**Goal of the exercise:** Please restate each entry exactly, without skipping any.

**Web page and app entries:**
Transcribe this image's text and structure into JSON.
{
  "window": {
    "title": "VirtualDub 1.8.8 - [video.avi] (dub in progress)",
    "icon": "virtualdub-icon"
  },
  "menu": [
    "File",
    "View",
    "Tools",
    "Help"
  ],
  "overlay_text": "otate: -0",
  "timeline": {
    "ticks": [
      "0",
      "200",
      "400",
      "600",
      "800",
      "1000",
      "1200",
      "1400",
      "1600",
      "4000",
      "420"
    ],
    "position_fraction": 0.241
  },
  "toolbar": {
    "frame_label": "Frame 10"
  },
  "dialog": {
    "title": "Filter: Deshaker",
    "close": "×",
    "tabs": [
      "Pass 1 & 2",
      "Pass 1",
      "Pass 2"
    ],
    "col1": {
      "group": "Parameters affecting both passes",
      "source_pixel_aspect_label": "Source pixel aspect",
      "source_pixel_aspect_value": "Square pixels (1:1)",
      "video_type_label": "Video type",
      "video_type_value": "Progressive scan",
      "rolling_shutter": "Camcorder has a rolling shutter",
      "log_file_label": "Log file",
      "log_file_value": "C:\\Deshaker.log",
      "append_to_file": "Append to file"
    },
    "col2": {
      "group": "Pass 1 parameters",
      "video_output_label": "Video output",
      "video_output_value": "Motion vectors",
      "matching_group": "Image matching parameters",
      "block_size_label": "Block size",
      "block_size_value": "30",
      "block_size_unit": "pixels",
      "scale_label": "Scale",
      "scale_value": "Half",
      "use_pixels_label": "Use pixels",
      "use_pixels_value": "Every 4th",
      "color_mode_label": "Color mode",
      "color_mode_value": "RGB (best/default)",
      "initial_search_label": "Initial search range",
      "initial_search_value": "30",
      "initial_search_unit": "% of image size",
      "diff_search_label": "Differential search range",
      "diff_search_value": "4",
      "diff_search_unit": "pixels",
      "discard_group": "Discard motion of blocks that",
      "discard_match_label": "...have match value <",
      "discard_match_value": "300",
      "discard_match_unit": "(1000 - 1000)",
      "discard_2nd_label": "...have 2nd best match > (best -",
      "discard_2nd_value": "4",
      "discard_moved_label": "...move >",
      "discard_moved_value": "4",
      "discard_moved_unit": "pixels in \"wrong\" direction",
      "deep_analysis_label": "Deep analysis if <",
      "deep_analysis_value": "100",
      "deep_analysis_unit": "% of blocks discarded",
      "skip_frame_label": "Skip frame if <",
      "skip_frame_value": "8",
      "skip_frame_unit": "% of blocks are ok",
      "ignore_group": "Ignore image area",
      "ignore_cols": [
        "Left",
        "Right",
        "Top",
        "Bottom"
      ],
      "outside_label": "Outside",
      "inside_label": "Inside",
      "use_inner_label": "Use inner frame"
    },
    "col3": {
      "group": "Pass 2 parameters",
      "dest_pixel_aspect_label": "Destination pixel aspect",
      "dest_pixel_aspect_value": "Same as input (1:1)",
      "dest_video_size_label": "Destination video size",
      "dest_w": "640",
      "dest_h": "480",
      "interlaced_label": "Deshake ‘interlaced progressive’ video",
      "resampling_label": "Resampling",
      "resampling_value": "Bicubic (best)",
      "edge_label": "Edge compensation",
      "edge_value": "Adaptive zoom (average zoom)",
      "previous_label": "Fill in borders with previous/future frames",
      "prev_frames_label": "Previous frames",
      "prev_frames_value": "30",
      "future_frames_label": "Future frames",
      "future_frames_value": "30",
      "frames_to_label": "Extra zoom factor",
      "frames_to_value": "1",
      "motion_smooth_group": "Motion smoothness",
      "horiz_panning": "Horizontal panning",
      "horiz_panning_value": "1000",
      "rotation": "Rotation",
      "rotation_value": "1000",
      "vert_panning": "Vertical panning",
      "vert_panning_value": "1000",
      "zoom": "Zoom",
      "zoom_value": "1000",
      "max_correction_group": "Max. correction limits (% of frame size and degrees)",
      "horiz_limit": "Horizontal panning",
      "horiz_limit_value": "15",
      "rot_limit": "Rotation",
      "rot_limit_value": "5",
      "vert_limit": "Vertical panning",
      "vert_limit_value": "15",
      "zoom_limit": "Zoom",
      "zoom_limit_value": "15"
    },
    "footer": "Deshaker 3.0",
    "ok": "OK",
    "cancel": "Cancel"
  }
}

**Exercise result:**
Transcribe this image's text and structure into JSON.
{
  "window": {
    "title": "VirtualDub 1.8.8 - [video.avi] (dub in progress)",
    "icon": "virtualdub-icon"
  },
  "menu": [
    "File",
    "View",
    "Tools",
    "Help"
  ],
  "overlay_text": "otate: -0",
  "timeline": {
    "ticks": [
      "0",
      "200",
      "400",
      "600",
      "800",
      "1000",
      "1200",
      "1400",
      "1600",
      "4000",
      "420"
    ],
    "position_fraction": 0.241
  },
  "toolbar": {
    "frame_label": "Frame 10"
  },
  "dialog": {
    "title": "Filter: Deshaker",
    "close": "×",
    "tabs": [
      "Pass 1 & 2",
      "Pass 1",
      "Pass 2"
    ],
    "col1": {
      "group": "Parameters affecting both passes",
      "source_pixel_aspect_label": "Source pixel aspect",
      "source_pixel_aspect_value": "Square pixels (1:1)",
      "video_type_label": "Video type",
      "video_type_value": "Progressive scan",
      "rolling_shutter": "Camcorder has a rolling shutter",
      "log_file_label": "Log file",
      "log_file_value": "C:\\Deshaker.log",
      "append_to_file": "Append to file"
    },
    "col2": {
      "group": "Pass 1 parameters",
      "video_output_label": "Video output",
      "video_output_value": "Motion vectors",
      "matching_group": "Image matching parameters",
      "block_size_label": "Block size",
      "block_size_value": "30",
      "block_size_unit": "pixels",
      "scale_label": "Scale",
      "scale_value": "Half",
      "use_pixels_label": "Use pixels",
      "use_pixels_value": "Every 4th",
      "color_mode_label": "Color mode",
      "color_mode_value": "RGB (best/default)",
      "initial_search_label": "Initial search range",
      "initial_search_value": "30",
      "initial_search_unit": "% of image size",
      "diff_search_label": "Differential search range",
      "diff_search_value": "4",
      "diff_search_unit": "pixels",
      "discard_group": "Discard motion of blocks that",
      "discard_match_label": "...have match value <",
      "discard_match_value": "300",
      "discard_match_unit": "(1000 - 1000)",
      "discard_2nd_label": "...have 2nd best match > (best -",
      "discard_2nd_value": "4",
      "discard_moved_label": "...move >",
      "discard_moved_value": "4",
      "discard_moved_unit": "pixels in \"wrong\" direction",
      "deep_analysis_label": "Deep analysis if <",
      "deep_analysis_value": "100",
      "deep_analysis_unit": "% of blocks discarded",
      "skip_frame_label": "Skip frame if <",
      "skip_frame_value": "8",
      "skip_frame_unit": "% of blocks are ok",
      "ignore_group": "Ignore image area",
      "ignore_cols": [
        "Left",
        "Right",
        "Top",
        "Bottom"
      ],
      "outside_label": "Outside",
      "inside_label": "Inside",
      "use_inner_label": "Use inner frame"
    },
    "col3": {
      "group": "Pass 2 parameters",
      "dest_pixel_aspect_label": "Destination pixel aspect",
      "dest_pixel_aspect_value": "Same as input (1:1)",
      "dest_video_size_label": "Destination video size",
      "dest_w": "640",
      "dest_h": "480",
      "interlaced_label": "Deshake ‘interlaced progressive’ video",
      "resampling_label": "Resampling",
      "resampling_value": "Bicubic (best)",
      "edge_label": "Edge compensation",
      "edge_value": "Adaptive zoom (average zoom)",
      "previous_label": "Fill in borders with previous/future frames",
      "prev_frames_label": "Previous frames",
      "prev_frames_value": "30",
      "future_frames_label": "Future frames",
      "future_frames_value": "30",
      "frames_to_label": "Extra zoom factor",
      "frames_to_value": "1",
      "motion_smooth_group": "Motion smoothness",
      "horiz_panning": "Horizontal panning",
      "horiz_panning_value": "1000",
      "rotation": "Rotation",
      "rotation_value": "1000",
      "vert_panning": "Vertical panning",
      "vert_panning_value": "1000",
      "zoom": "Zoom",
      "zoom_value": "1000",
      "max_correction_group": "Max. correction limits (% of frame size and degrees)",
      "horiz_limit": "Horizontal panning",
      "horiz_limit_value": "15",
      "rot_limit": "Rotation",
      "rot_limit_value": "5",
      "vert_limit": "Vertical panning",
      "vert_limit_value": "15",
      "zoom_limit": "Zoom",
      "zoom_limit_value": "15"
    },
    "footer": "Deshaker 3.0",
    "ok": "OK",
    "cancel": "Cancel"
  }
}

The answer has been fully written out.